- PROBLEM REQUIREMENTS -
When the string "screenshot" is part of a line in the data below, report the whole line.

Web page and app entries
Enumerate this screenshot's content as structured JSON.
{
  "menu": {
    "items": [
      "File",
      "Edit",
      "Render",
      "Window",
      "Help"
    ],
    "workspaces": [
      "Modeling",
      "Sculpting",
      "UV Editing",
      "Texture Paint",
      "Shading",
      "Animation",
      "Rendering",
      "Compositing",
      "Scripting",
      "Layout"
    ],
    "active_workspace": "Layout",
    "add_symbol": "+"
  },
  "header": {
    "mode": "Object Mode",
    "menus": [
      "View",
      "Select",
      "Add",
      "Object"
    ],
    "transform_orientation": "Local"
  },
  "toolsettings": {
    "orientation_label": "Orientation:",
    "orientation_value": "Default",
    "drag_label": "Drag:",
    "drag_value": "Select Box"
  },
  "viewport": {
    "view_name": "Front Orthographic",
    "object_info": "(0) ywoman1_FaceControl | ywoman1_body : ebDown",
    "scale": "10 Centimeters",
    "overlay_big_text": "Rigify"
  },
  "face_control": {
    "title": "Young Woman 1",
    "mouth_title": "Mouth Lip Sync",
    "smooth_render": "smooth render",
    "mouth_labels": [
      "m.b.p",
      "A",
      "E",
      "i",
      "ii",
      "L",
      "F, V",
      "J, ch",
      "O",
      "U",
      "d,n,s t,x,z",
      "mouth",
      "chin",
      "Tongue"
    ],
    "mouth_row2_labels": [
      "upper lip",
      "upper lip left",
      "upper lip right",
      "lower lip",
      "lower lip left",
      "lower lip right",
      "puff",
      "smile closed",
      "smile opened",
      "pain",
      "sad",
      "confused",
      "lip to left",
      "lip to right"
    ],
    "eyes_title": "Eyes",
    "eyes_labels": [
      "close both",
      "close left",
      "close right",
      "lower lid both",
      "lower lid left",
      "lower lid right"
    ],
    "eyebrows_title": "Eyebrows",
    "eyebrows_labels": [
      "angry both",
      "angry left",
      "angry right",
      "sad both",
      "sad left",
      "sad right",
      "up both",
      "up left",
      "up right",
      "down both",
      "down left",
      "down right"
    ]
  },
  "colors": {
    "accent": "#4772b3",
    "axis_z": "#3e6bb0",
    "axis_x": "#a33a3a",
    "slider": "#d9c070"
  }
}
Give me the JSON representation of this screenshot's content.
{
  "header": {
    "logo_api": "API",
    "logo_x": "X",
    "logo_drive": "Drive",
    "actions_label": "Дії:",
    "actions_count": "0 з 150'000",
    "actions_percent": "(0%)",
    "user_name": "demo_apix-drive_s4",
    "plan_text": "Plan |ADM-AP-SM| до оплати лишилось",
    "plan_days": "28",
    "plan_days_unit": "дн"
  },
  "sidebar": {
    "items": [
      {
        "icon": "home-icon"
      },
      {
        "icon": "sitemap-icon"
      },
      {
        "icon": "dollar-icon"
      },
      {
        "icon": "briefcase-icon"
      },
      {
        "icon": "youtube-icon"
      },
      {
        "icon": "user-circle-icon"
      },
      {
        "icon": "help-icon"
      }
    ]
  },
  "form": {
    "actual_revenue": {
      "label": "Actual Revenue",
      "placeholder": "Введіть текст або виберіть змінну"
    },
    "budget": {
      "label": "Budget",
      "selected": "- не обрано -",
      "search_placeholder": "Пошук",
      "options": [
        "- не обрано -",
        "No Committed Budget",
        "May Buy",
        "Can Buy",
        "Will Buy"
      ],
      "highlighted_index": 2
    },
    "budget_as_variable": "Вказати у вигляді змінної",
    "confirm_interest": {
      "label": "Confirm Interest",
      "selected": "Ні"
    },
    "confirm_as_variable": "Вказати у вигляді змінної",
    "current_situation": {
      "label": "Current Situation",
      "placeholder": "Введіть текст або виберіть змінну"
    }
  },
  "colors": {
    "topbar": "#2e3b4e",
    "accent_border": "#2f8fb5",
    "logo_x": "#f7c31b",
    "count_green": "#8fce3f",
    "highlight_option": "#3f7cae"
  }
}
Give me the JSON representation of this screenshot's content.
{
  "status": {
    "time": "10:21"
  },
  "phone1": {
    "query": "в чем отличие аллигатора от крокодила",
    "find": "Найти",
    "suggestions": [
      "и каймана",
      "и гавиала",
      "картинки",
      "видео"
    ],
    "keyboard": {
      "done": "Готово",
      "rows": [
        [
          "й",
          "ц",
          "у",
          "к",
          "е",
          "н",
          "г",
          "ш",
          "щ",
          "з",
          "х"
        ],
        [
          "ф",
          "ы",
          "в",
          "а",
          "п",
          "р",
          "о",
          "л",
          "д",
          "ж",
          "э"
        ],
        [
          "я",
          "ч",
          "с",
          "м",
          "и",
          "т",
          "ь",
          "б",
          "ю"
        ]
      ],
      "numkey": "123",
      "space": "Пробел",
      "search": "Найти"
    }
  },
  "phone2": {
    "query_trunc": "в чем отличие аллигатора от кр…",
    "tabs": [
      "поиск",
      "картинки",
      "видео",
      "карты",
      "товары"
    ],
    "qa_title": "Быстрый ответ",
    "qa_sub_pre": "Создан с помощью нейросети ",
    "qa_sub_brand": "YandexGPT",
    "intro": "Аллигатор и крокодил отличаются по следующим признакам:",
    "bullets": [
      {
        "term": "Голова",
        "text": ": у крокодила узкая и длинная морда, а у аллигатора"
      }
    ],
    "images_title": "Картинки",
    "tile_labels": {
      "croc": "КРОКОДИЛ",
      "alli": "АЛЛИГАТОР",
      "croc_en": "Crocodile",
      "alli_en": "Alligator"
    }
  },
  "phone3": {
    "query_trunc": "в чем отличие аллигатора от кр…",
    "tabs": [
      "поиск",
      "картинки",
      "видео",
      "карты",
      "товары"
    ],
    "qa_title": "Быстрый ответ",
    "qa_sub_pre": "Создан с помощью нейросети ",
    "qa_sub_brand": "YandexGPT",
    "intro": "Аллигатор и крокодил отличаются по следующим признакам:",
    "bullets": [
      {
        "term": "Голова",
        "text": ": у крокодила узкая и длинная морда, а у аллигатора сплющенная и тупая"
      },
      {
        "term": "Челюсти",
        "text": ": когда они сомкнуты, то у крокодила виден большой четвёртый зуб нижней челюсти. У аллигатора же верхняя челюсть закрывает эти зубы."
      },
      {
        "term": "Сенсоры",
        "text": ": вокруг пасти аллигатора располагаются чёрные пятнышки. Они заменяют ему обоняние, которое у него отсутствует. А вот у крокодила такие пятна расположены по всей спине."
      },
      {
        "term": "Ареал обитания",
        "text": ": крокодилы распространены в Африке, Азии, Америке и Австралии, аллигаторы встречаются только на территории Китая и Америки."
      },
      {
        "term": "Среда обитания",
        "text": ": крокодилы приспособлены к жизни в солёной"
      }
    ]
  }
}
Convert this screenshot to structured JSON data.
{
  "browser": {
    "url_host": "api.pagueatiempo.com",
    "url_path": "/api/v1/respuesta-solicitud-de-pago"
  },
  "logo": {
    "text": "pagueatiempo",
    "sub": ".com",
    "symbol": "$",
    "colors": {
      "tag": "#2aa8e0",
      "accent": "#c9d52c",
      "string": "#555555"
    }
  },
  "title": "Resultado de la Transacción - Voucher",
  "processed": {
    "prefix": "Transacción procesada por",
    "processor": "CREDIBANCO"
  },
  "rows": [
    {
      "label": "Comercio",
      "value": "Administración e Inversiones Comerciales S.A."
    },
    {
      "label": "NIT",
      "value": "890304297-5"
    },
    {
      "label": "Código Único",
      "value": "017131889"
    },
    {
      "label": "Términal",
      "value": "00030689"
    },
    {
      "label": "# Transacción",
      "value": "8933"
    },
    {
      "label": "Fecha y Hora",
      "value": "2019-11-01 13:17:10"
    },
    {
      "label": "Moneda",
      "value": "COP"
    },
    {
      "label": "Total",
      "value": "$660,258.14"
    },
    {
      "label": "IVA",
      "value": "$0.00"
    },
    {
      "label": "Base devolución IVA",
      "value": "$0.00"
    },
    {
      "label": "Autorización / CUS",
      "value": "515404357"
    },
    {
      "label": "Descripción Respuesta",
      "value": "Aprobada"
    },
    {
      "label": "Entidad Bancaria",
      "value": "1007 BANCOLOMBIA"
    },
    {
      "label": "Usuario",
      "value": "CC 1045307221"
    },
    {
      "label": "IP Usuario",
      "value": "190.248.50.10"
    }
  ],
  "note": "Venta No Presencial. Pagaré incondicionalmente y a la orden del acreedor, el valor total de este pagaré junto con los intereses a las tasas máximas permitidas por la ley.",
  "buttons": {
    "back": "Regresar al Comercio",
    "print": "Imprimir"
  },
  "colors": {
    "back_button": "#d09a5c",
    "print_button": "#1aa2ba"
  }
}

- EXERCISE OUTPUT -
Enumerate this screenshot's content as structured JSON.
Give me the JSON representation of this screenshot's content.
Give me the JSON representation of this screenshot's content.
Convert this screenshot to structured JSON data.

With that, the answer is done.